+++ GIVEN DATA

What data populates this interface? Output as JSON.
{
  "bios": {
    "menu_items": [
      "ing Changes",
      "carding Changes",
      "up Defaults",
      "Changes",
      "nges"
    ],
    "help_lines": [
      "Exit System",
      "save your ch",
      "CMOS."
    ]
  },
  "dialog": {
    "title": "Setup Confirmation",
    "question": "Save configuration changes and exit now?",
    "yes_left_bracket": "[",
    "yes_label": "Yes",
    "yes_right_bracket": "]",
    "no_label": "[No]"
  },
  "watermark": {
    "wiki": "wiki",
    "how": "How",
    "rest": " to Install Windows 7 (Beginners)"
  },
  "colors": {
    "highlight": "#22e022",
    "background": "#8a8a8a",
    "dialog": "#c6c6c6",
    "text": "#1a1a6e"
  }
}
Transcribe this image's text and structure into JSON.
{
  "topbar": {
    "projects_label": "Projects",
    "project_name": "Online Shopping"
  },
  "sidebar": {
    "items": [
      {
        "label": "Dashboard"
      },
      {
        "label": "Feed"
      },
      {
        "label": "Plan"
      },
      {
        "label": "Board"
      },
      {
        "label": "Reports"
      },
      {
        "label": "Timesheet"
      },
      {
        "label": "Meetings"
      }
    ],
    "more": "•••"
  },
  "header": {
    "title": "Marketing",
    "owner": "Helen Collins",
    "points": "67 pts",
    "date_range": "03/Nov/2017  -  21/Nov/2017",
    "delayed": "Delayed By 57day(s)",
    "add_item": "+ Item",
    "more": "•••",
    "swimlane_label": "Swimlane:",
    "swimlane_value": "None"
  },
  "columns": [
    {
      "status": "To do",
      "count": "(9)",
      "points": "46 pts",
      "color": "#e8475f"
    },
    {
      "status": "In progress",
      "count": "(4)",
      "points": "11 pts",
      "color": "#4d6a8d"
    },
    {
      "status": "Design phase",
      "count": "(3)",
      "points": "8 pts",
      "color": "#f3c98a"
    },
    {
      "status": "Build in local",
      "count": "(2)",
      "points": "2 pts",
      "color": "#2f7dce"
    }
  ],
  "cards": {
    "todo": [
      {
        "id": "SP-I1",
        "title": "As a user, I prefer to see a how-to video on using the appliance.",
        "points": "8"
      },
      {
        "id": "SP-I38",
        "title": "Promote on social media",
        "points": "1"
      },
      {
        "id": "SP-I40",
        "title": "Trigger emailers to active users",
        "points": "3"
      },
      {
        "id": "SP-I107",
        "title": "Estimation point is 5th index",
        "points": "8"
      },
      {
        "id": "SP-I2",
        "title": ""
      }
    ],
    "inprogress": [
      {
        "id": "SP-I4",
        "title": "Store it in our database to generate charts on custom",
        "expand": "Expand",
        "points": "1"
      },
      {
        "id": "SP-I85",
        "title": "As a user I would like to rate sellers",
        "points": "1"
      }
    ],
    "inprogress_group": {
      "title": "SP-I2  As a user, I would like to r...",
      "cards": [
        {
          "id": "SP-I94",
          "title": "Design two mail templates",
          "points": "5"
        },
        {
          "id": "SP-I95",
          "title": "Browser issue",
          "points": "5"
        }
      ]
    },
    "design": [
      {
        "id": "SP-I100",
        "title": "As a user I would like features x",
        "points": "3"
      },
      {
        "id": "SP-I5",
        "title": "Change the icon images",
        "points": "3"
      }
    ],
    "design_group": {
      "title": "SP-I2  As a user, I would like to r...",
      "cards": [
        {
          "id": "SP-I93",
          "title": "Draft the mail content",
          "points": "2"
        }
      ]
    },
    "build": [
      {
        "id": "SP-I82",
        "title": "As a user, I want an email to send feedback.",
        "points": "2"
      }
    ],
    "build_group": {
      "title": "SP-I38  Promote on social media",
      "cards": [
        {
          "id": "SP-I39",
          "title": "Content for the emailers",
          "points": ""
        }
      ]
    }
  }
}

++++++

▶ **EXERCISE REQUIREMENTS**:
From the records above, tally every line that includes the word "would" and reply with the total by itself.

▶ **RESULT OF THIS TASK**:
4